Task directions:
Each record must appear in your answer exactly as it does below.

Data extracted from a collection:
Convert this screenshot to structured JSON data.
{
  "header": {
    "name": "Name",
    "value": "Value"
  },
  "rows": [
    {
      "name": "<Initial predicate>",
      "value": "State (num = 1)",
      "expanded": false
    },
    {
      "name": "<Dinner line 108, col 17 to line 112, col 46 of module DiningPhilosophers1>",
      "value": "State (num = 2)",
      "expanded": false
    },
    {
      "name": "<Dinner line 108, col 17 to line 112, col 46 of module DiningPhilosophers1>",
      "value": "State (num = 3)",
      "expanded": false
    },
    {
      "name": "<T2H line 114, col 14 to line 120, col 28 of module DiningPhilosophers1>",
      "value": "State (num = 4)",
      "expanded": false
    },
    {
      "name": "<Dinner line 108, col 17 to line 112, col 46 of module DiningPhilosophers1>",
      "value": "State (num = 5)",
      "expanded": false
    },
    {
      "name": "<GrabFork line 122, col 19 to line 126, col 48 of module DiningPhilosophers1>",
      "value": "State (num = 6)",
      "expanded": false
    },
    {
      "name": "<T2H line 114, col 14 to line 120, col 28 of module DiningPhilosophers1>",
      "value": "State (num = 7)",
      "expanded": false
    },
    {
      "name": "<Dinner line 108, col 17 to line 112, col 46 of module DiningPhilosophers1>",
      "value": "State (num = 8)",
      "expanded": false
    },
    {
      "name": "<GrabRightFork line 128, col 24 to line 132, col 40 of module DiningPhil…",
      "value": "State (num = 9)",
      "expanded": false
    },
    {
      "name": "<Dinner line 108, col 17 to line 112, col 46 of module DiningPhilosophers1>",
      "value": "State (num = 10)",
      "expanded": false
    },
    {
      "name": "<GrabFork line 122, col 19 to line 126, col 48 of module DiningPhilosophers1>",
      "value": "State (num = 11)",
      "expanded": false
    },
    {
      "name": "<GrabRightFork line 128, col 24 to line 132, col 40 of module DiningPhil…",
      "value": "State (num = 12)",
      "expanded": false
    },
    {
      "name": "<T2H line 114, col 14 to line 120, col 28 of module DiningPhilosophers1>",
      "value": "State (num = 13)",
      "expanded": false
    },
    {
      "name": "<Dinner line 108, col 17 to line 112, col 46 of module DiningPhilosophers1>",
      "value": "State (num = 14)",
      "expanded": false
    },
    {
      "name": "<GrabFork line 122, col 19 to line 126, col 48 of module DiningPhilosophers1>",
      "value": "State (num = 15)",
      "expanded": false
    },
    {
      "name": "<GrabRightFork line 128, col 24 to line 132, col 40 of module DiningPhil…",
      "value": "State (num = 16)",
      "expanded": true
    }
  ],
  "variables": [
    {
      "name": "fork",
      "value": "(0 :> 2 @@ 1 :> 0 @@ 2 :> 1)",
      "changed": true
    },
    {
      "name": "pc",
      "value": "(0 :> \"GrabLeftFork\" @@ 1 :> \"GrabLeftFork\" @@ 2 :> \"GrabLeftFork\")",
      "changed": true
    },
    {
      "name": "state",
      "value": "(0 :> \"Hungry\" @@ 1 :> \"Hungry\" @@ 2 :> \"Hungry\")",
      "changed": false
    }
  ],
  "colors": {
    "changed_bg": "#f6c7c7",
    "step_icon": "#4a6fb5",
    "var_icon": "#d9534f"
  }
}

Result below:
Convert this screenshot to structured JSON data.
{
  "header": {
    "name": "Name",
    "value": "Value"
  },
  "rows": [
    {
      "name": "<Initial predicate>",
      "value": "State (num = 1)",
      "expanded": false
    },
    {
      "name": "<Dinner line 108, col 17 to line 112, col 46 of module DiningPhilosophers1>",
      "value": "State (num = 2)",
      "expanded": false
    },
    {
      "name": "<Dinner line 108, col 17 to line 112, col 46 of module DiningPhilosophers1>",
      "value": "State (num = 3)",
      "expanded": false
    },
    {
      "name": "<T2H line 114, col 14 to line 120, col 28 of module DiningPhilosophers1>",
      "value": "State (num = 4)",
      "expanded": false
    },
    {
      "name": "<Dinner line 108, col 17 to line 112, col 46 of module DiningPhilosophers1>",
      "value": "State (num = 5)",
      "expanded": false
    },
    {
      "name": "<GrabFork line 122, col 19 to line 126, col 48 of module DiningPhilosophers1>",
      "value": "State (num = 6)",
      "expanded": false
    },
    {
      "name": "<T2H line 114, col 14 to line 120, col 28 of module DiningPhilosophers1>",
      "value": "State (num = 7)",
      "expanded": false
    },
    {
      "name": "<Dinner line 108, col 17 to line 112, col 46 of module DiningPhilosophers1>",
      "value": "State (num = 8)",
      "expanded": false
    },
    {
      "name": "<GrabRightFork line 128, col 24 to line 132, col 40 of module DiningPhil…",
      "value": "State (num = 9)",
      "expanded": false
    },
    {
      "name": "<Dinner line 108, col 17 to line 112, col 46 of module DiningPhilosophers1>",
      "value": "State (num = 10)",
      "expanded": false
    },
    {
      "name": "<GrabFork line 122, col 19 to line 126, col 48 of module DiningPhilosophers1>",
      "value": "State (num = 11)",
      "expanded": false
    },
    {
      "name": "<GrabRightFork line 128, col 24 to line 132, col 40 of module DiningPhil…",
      "value": "State (num = 12)",
      "expanded": false
    },
    {
      "name": "<T2H line 114, col 14 to line 120, col 28 of module DiningPhilosophers1>",
      "value": "State (num = 13)",
      "expanded": false
    },
    {
      "name": "<Dinner line 108, col 17 to line 112, col 46 of module DiningPhilosophers1>",
      "value": "State (num = 14)",
      "expanded": false
    },
    {
      "name": "<GrabFork line 122, col 19 to line 126, col 48 of module DiningPhilosophers1>",
      "value": "State (num = 15)",
      "expanded": false
    },
    {
      "name": "<GrabRightFork line 128, col 24 to line 132, col 40 of module DiningPhil…",
      "value": "State (num = 16)",
      "expanded": true
    }
  ],
  "variables": [
    {
      "name": "fork",
      "value": "(0 :> 2 @@ 1 :> 0 @@ 2 :> 1)",
      "changed": true
    },
    {
      "name": "pc",
      "value": "(0 :> \"GrabLeftFork\" @@ 1 :> \"GrabLeftFork\" @@ 2 :> \"GrabLeftFork\")",
      "changed": true
    },
    {
      "name": "state",
      "value": "(0 :> \"Hungry\" @@ 1 :> \"Hungry\" @@ 2 :> \"Hungry\")",
      "changed": false
    }
  ],
  "colors": {
    "changed_bg": "#f6c7c7",
    "step_icon": "#4a6fb5",
    "var_icon": "#d9534f"
  }
}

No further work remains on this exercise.